Among the purchases she sought to deduct were flights for her and her husband, City Council President Nick Mosby, from San Jose, California, to Tampa, Florida in July 2019. The couple flew to Florida after a meeting of the Association of Prosecuting Attorneys in San Jose.


The inspector general’s report includes as exhibits dozens of letters between Mosby’s attorneys and Cumming, a body of correspondence that reveals tense exchanges as the investigation went on.

Last month, an attorney for Mosby wrote Cumming, urging the inspector general to finish her investigation. Mosby’s attorney noted the office had willingly turned over travel receipts, expense reports, calendars and more than 4,000 emails. Mosby provided her tax returns and a year’s worth of bank and credit card statements, too. Investigators downloaded the text messages and call logs from her cell phone.

Mosby was preparing more records when when Cumming issued her report Tuesday. The state’s attorney was surprised by the report, wrote Shuster, her attorney.

“Although the concerns raised by the OIG are minor and appear to be the result of basic misunderstandings of certain matters, Ms. Mosby would have welcomed an opportunity to discuss this and any other perceived concerns referenced in the report.”
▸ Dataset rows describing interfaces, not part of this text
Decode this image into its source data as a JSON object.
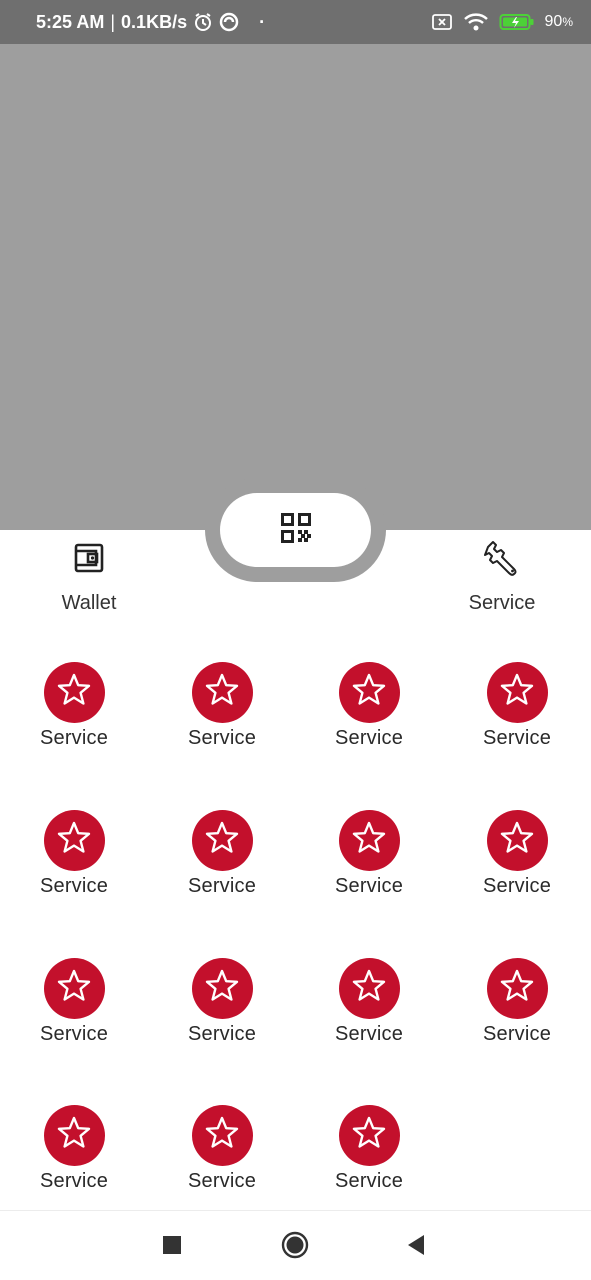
{
  "status_bar": {
    "time": "5:25 AM",
    "network_speed": "0.1KB/s",
    "battery_percent": "90",
    "battery_unit": "%",
    "icons": [
      "alarm-icon",
      "data-saver-icon",
      "dot-icon",
      "sim-off-icon",
      "wifi-icon",
      "battery-charging-icon"
    ]
  },
  "qr_button": {
    "icon": "qr-code-icon"
  },
  "shortcuts": [
    {
      "label": "Wallet",
      "icon": "wallet-icon"
    },
    {
      "label": "Service",
      "icon": "wrench-icon"
    }
  ],
  "services": [
    {
      "label": "Service",
      "icon": "star-icon"
    },
    {
      "label": "Service",
      "icon": "star-icon"
    },
    {
      "label": "Service",
      "icon": "star-icon"
    },
    {
      "label": "Service",
      "icon": "star-icon"
    },
    {
      "label": "Service",
      "icon": "star-icon"
    },
    {
      "label": "Service",
      "icon": "star-icon"
    },
    {
      "label": "Service",
      "icon": "star-icon"
    },
    {
      "label": "Service",
      "icon": "star-icon"
    },
    {
      "label": "Service",
      "icon": "star-icon"
    },
    {
      "label": "Service",
      "icon": "star-icon"
    },
    {
      "label": "Service",
      "icon": "star-icon"
    },
    {
      "label": "Service",
      "icon": "star-icon"
    },
    {
      "label": "Service",
      "icon": "star-icon"
    },
    {
      "label": "Service",
      "icon": "star-icon"
    },
    {
      "label": "Service",
      "icon": "star-icon"
    }
  ],
  "nav_bar": {
    "icons": [
      "recent-apps-icon",
      "home-icon",
      "back-icon"
    ]
  },
  "colors": {
    "status_bar": "#6f6f6f",
    "hero": "#9e9e9e",
    "accent_red": "#c3102c",
    "battery_green": "#4cd137"
  }
}
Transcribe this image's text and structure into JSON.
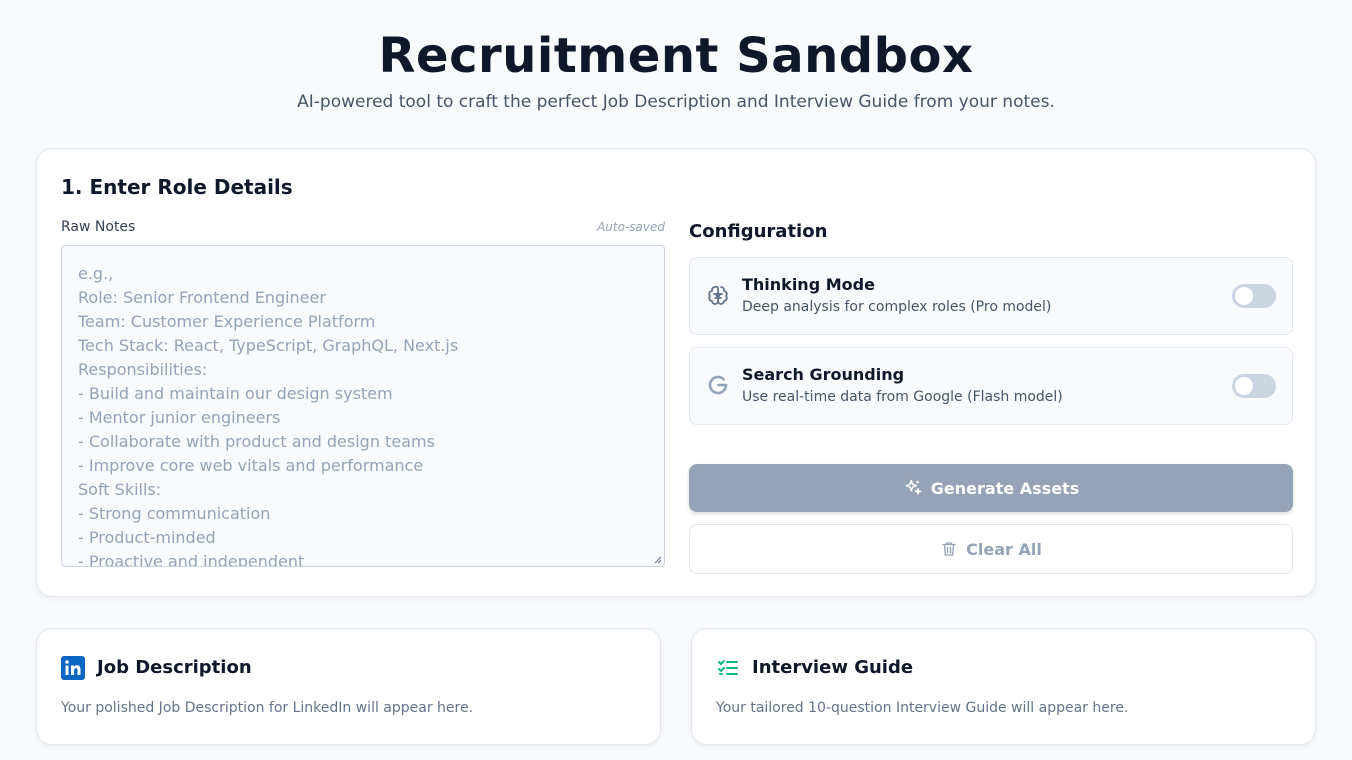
{
  "header": {
    "title": "Recruitment Sandbox",
    "subtitle": "AI-powered tool to craft the perfect Job Description and Interview Guide from your notes."
  },
  "role_details": {
    "section_title": "1. Enter Role Details",
    "notes_label": "Raw Notes",
    "autosave_status": "Auto-saved",
    "notes_value": "",
    "notes_placeholder": "e.g.,\nRole: Senior Frontend Engineer\nTeam: Customer Experience Platform\nTech Stack: React, TypeScript, GraphQL, Next.js\nResponsibilities:\n- Build and maintain our design system\n- Mentor junior engineers\n- Collaborate with product and design teams\n- Improve core web vitals and performance\nSoft Skills:\n- Strong communication\n- Product-minded\n- Proactive and independent"
  },
  "configuration": {
    "title": "Configuration",
    "options": [
      {
        "icon": "brain-icon",
        "title": "Thinking Mode",
        "description": "Deep analysis for complex roles (Pro model)",
        "enabled": false
      },
      {
        "icon": "google-g-icon",
        "title": "Search Grounding",
        "description": "Use real-time data from Google (Flash model)",
        "enabled": false
      }
    ],
    "generate_label": "Generate Assets",
    "generate_icon": "sparkles-icon",
    "clear_label": "Clear All",
    "clear_icon": "trash-icon"
  },
  "outputs": {
    "job_description": {
      "icon": "linkedin-icon",
      "title": "Job Description",
      "placeholder": "Your polished Job Description for LinkedIn will appear here."
    },
    "interview_guide": {
      "icon": "checklist-icon",
      "title": "Interview Guide",
      "placeholder": "Your tailored 10-question Interview Guide will appear here."
    }
  },
  "colors": {
    "background": "#f8fafc",
    "primary_text": "#0f172a",
    "muted_text": "#94a3b8",
    "button_disabled": "#94a3b8",
    "linkedin_blue": "#0a66c2",
    "checklist_green": "#10b981"
  }
}
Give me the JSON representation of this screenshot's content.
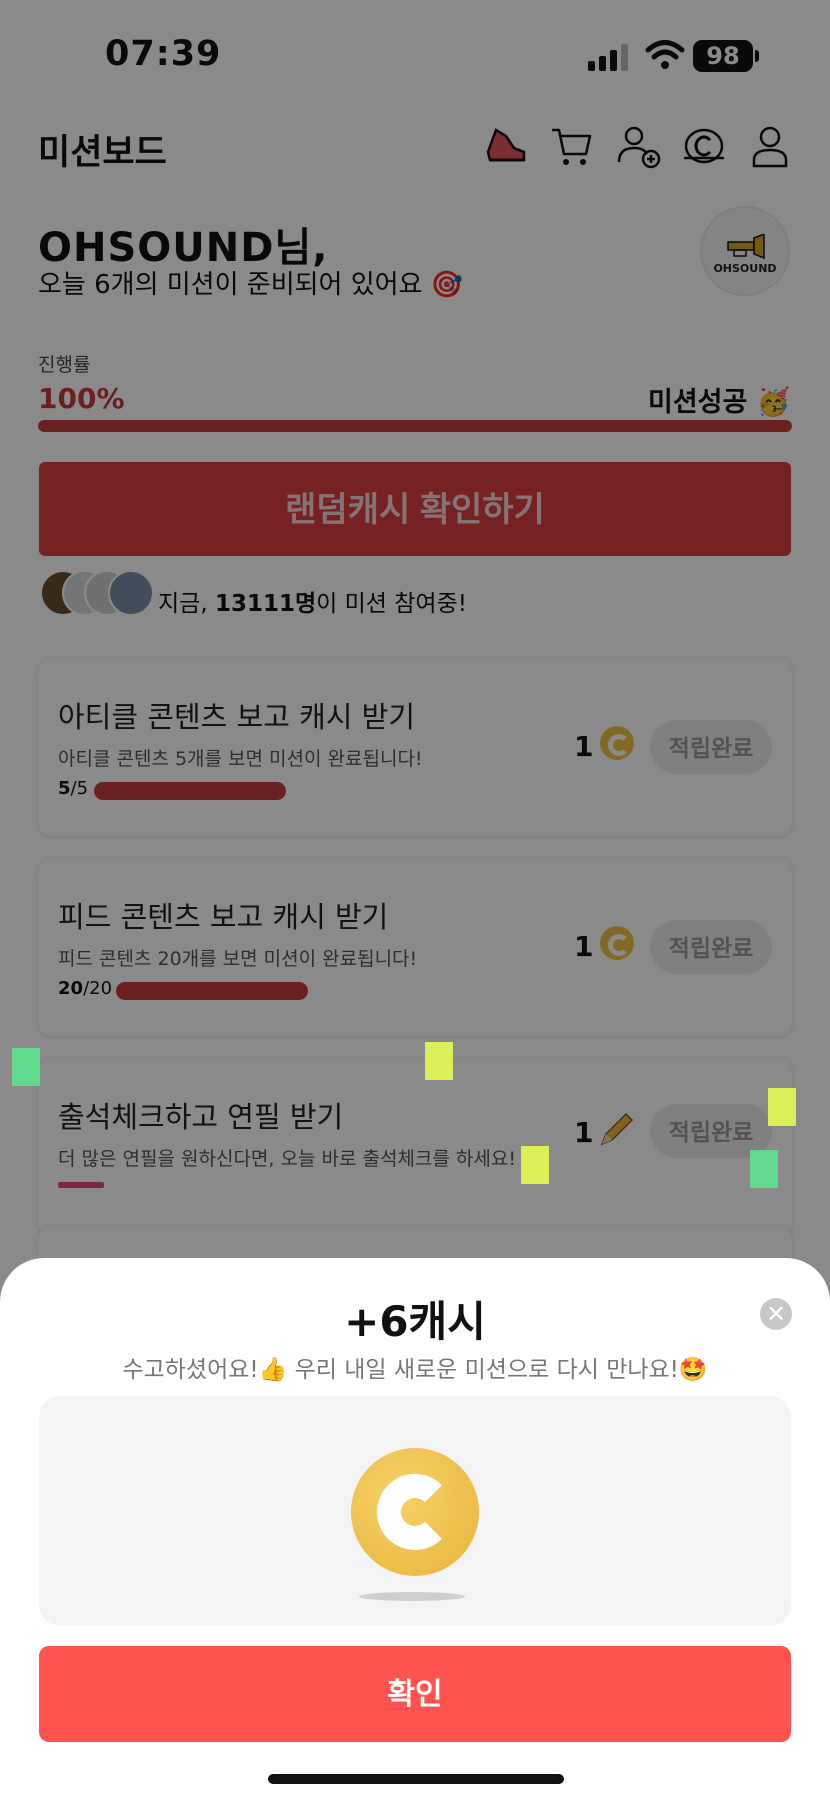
{
  "status_bar": {
    "time": "07:39",
    "battery": "98"
  },
  "header": {
    "title": "미션보드",
    "icons": [
      "sneaker-icon",
      "cart-icon",
      "add-friend-icon",
      "cash-icon",
      "profile-icon"
    ]
  },
  "greeting": {
    "name": "OHSOUND님,",
    "subtitle": "오늘 6개의 미션이 준비되어 있어요 🎯",
    "badge_text": "OHSOUND"
  },
  "progress": {
    "label": "진행률",
    "value": "100%",
    "fraction": 1.0,
    "status": "미션성공 🥳"
  },
  "random_cash_button": "랜덤캐시 확인하기",
  "participants": {
    "prefix": "지금, ",
    "count": "13111명",
    "suffix": "이 미션 참여중!"
  },
  "missions": [
    {
      "title": "아티클 콘텐츠 보고 캐시 받기",
      "desc": "아티클 콘텐츠 5개를 보면 미션이 완료됩니다!",
      "count_done": "5",
      "count_total": "/5",
      "progress": 1.0,
      "reward": "1",
      "reward_icon": "coin-icon",
      "button": "적립완료"
    },
    {
      "title": "피드 콘텐츠 보고 캐시 받기",
      "desc": "피드 콘텐츠 20개를 보면 미션이 완료됩니다!",
      "count_done": "20",
      "count_total": "/20",
      "progress": 1.0,
      "reward": "1",
      "reward_icon": "coin-icon",
      "button": "적립완료"
    },
    {
      "title": "출석체크하고 연필 받기",
      "desc": "더 많은 연필을 원하신다면, 오늘 바로 출석체크를 하세요!",
      "reward": "1",
      "reward_icon": "pencil-icon",
      "button": "적립완료"
    }
  ],
  "sheet": {
    "title": "+6캐시",
    "subtitle": "수고하셨어요!👍 우리 내일 새로운 미션으로 다시 만나요!🤩",
    "close_icon": "close-icon",
    "confirm": "확인"
  },
  "colors": {
    "accent_red": "#c53b3b",
    "confirm_red": "#ff5350",
    "coin_gold": "#f0c447"
  }
}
Baltimore Sun reporter Justin Fenton contributed to this article.